You may want a specific schedule (if so, this at home learning schedule is a good option) or you may want something more fluid like a task list or general agenda. Either way? This daily routine chart is a great support.
Wondering how to use this or how to implement it? My tip? Print this the night before. You may get lessons from your child’s teacher the night before, you may get them first thing in the morning. Either way, there are some things you can anticipate. Your child will have some reading or phonics, some writing, some math, potentially a class meeting or zoom call, and some science / social studies. They may have art or pe ideas. If not, I’d suggest adding in some enrichment options (you can see some great options in our library of online resources or some movement classes in our post about kids workout options). You can fill in the tasks that you KNOW your child will receive (for example reading a book or math workbook pages or the class zoom call) and add in other things as they are assigned. Also an option? At home chores. Art projects. Fun online classes. Board Games. Science Experiments. Kids Yoga. Whatever you want. The idea here is that you are using a daily routine chart to have some structure.

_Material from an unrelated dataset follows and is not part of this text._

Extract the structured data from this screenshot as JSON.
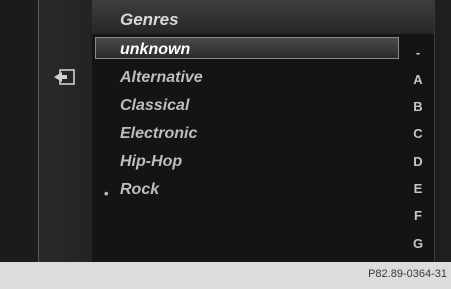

Each morning? You’re going to sit down with your child (and if you have multiple children you’re creating a SEPARATE daily routine chart for each of them) to fill in their three choice privileges for the day (one for each box). Ideas? TV Shows. Computer games. Lego building. Special time with YOU. Baking. Facetime dates with friends. Whatever they LIKE that you feel comfortable with. We’re not talking about bribes or toys. We’re talking about a motivating factor. We’re talking about showing our kids that we work to earn things we want or enjoy. You’re setting simple, achievable goals. Goals that they can easily attain with support. Of note: breaks aren’t a privilege. We all get breaks and time to snack and move. That’s a part of any healthy work environment and you…..are now a work environment. Privileges are extras. Things they’d like, not things they require. Depending on age? I’d suggest breaks fairly often (this article is a great one on WHY students need short breaks and how often by age). Short ones (Go Noodle is a great option, these are 3-4 minute dance breaks).
Then as soon as you get the class tasks for the day? Fill in the rows. If you are working from home and need you child to function independently or with less support, I’m going to suggest you use our homeschool organization system with colored bins and then write the tasks in MATCHING colors on the daily routine chart. They’ll know (even the kindergartners) that the RED task materials are in the RED bin. They should be returned there, before they check off and move on to the next task.
After a couple days, your child will be able to move through the checklist, asking for help as they need it. They’ll need help with directions and support at times. But, you’ll all have more of a sense of the day as a whole. You’ll start to hear less random requests for TV shows. Why? They know what they need to do to EARN their show. It’s on the paper. And the more you stick to that? The easier it will be.
My final tip? MAKE A BIG OLD DEAL about a finished day. Throw a party when they complete their whole daily routine chart. You’re setting the tone. This is a GREAT accomplishment. You’re proud (and secretly relieved that it worked, right?!?).
Hang in there. This will get easier. Teachers always joke that the sign of a well run classroom is that the kids can run through routines on their own. Eventually? You’ll be peacefully sipping that cup of coffee as they start the day. You’ll get there. It just takes time, patience, and confidence that…..your kids can do this and so can you (final note, if the work is TOO hard……please email their teacher and ask for some adjustments).